U.S Supreme Court weighs in on international child custody case
The United States Supreme Court recently issued an opinion in a child custody case that could have broad implications for California parents involved in child custody battles across national boundaries.
Chafin v. Chafin, 568 U.S.(2013), centers on a dispute between an American father and a British mother over the custody of their daughter. The child was born in 2007 in Germany while the father, an Army sergeant, was stationed there. Shortly after the child was born, the mother and child moved to Scotland while the father was stationed in Afghanistan. In 2010, while the family was living in the U.S., the father filed for divorce and requested custody of the child. The mother, who was subsequently deported, sought and received permission from a federal judge to take the child to Scotland pursuant to the Hague Convention on the Civil Aspects of International Child Abduction.
The Hague Convention
The Hague Convention is an international treaty signed by over 80 countries, including the U.S. and the U.K., which requires that child custody decisions be made by the courts in a child’s home country. Its purpose is to protect children from international parental kidnapping by ensuring that the laws of each country are respected by the others. The treaty does not address the outcome of child custody disputes, but merely establishes which court should make the determination.
In Chafin , a federal judge ruled that the child’s residence was in Scotland and granted permission for the mother to return to the U.K. with her daughter. Within hours, the two had boarded a plane to Scotland – before the father had time to appeal the decision. At issue before the Supreme Court was the question of whether the father should be permitted to continue with his appeal in the U.S., or whether his case was moot because the child is no longer in the country.
The Supreme Court’s Decision

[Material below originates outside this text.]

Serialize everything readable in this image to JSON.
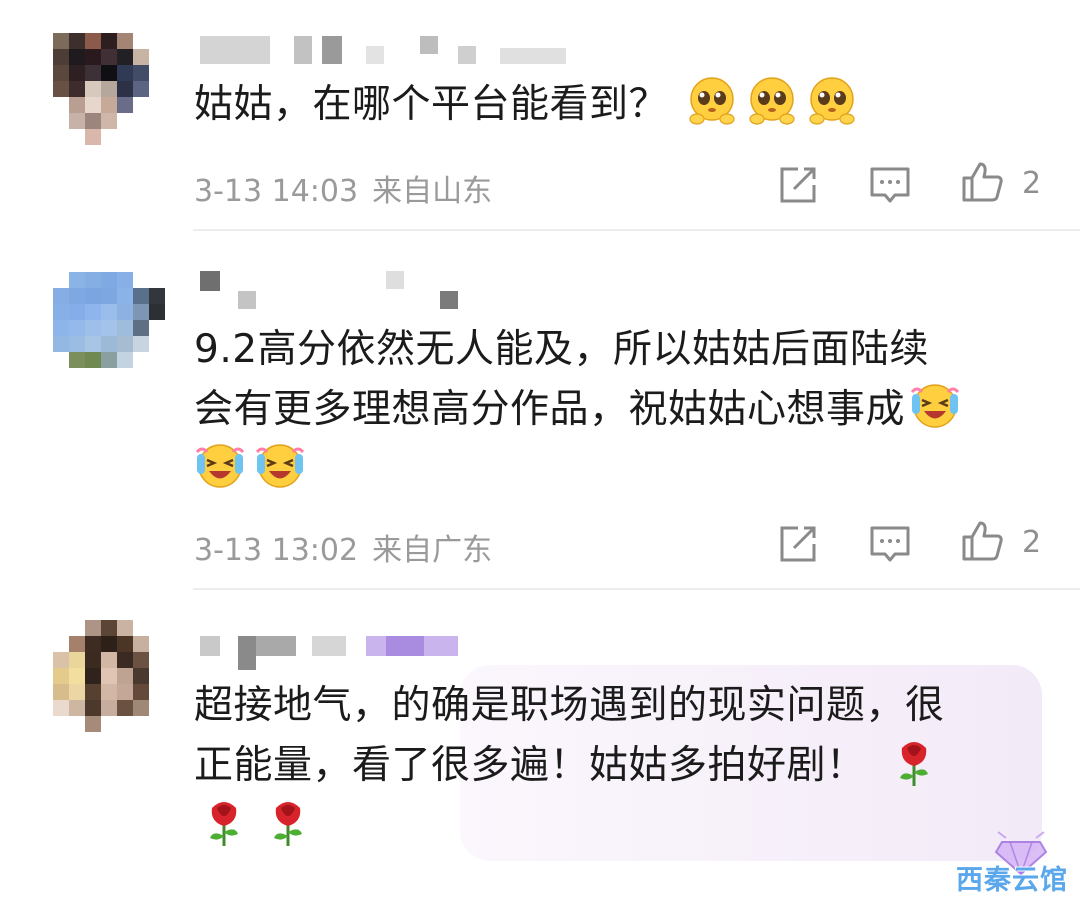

On February 13, 2013, the Supreme Court issued its decision that the father’s appeal of the order allowing the mother to return to Scotland with the child is not moot, even though the child is already in Scotland, and that the father’s appeal of the return order should proceed. In the opinion written by Chief Justice John Roberts, the Supreme Court noted that the lower court’s ruling in favor of the child’s mother in the Chafin case could create an unfortunate incentive for a custodial parent to flee the country with a children before the other parent has an opportunity to intervene. On the other hand, returning the child to the U.S. for an appeal would require just the sort of shuttling between nations that the treaty is intended to avoid. Balancing these concerns, the Supreme Court emphasized that, when a return order under the Hague Convention is appealed, the court should consider staying the return order while the appeal is pending based upon the individualized facts of each case.

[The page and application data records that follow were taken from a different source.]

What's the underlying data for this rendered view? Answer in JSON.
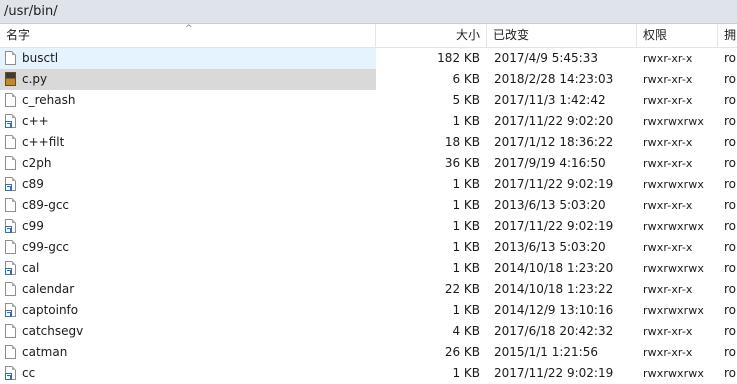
{
  "path": "/usr/bin/",
  "columns": {
    "name": "名字",
    "size": "大小",
    "modified": "已改变",
    "permissions": "权限",
    "owner": "拥"
  },
  "rows": [
    {
      "name": "busctl",
      "size": "182 KB",
      "modified": "2017/4/9 5:45:33",
      "perm": "rwxr-xr-x",
      "owner": "ro",
      "icon": "file-icon",
      "state": "hover"
    },
    {
      "name": "c.py",
      "size": "6 KB",
      "modified": "2018/2/28 14:23:03",
      "perm": "rwxr-xr-x",
      "owner": "ro",
      "icon": "python-file-icon",
      "state": "selected"
    },
    {
      "name": "c_rehash",
      "size": "5 KB",
      "modified": "2017/11/3 1:42:42",
      "perm": "rwxr-xr-x",
      "owner": "ro",
      "icon": "file-icon",
      "state": ""
    },
    {
      "name": "c++",
      "size": "1 KB",
      "modified": "2017/11/22 9:02:20",
      "perm": "rwxrwxrwx",
      "owner": "ro",
      "icon": "symlink-icon",
      "state": ""
    },
    {
      "name": "c++filt",
      "size": "18 KB",
      "modified": "2017/1/12 18:36:22",
      "perm": "rwxr-xr-x",
      "owner": "ro",
      "icon": "file-icon",
      "state": ""
    },
    {
      "name": "c2ph",
      "size": "36 KB",
      "modified": "2017/9/19 4:16:50",
      "perm": "rwxr-xr-x",
      "owner": "ro",
      "icon": "file-icon",
      "state": ""
    },
    {
      "name": "c89",
      "size": "1 KB",
      "modified": "2017/11/22 9:02:19",
      "perm": "rwxrwxrwx",
      "owner": "ro",
      "icon": "symlink-icon",
      "state": ""
    },
    {
      "name": "c89-gcc",
      "size": "1 KB",
      "modified": "2013/6/13 5:03:20",
      "perm": "rwxr-xr-x",
      "owner": "ro",
      "icon": "file-icon",
      "state": ""
    },
    {
      "name": "c99",
      "size": "1 KB",
      "modified": "2017/11/22 9:02:19",
      "perm": "rwxrwxrwx",
      "owner": "ro",
      "icon": "symlink-icon",
      "state": ""
    },
    {
      "name": "c99-gcc",
      "size": "1 KB",
      "modified": "2013/6/13 5:03:20",
      "perm": "rwxr-xr-x",
      "owner": "ro",
      "icon": "file-icon",
      "state": ""
    },
    {
      "name": "cal",
      "size": "1 KB",
      "modified": "2014/10/18 1:23:20",
      "perm": "rwxrwxrwx",
      "owner": "ro",
      "icon": "symlink-icon",
      "state": ""
    },
    {
      "name": "calendar",
      "size": "22 KB",
      "modified": "2014/10/18 1:23:22",
      "perm": "rwxr-xr-x",
      "owner": "ro",
      "icon": "file-icon",
      "state": ""
    },
    {
      "name": "captoinfo",
      "size": "1 KB",
      "modified": "2014/12/9 13:10:16",
      "perm": "rwxrwxrwx",
      "owner": "ro",
      "icon": "symlink-icon",
      "state": ""
    },
    {
      "name": "catchsegv",
      "size": "4 KB",
      "modified": "2017/6/18 20:42:32",
      "perm": "rwxr-xr-x",
      "owner": "ro",
      "icon": "file-icon",
      "state": ""
    },
    {
      "name": "catman",
      "size": "26 KB",
      "modified": "2015/1/1 1:21:56",
      "perm": "rwxr-xr-x",
      "owner": "ro",
      "icon": "file-icon",
      "state": ""
    },
    {
      "name": "cc",
      "size": "1 KB",
      "modified": "2017/11/22 9:02:19",
      "perm": "rwxrwxrwx",
      "owner": "ro",
      "icon": "symlink-icon",
      "state": ""
    }
  ]
}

Legal help for international child custody issues
Resolving issues of child custody during divorce can be a complicated and challenging process, particularly when the laws of multiple states or countries are involved. If your child has been taken abroad or out of state against your wishes, it is important to seek help from a skilled child custody lawyer with experience negotiating complex issues of domestic and international law. An attorney knowledgeable in these matters will work hard to protect your parental rights and fight to reunite you with your children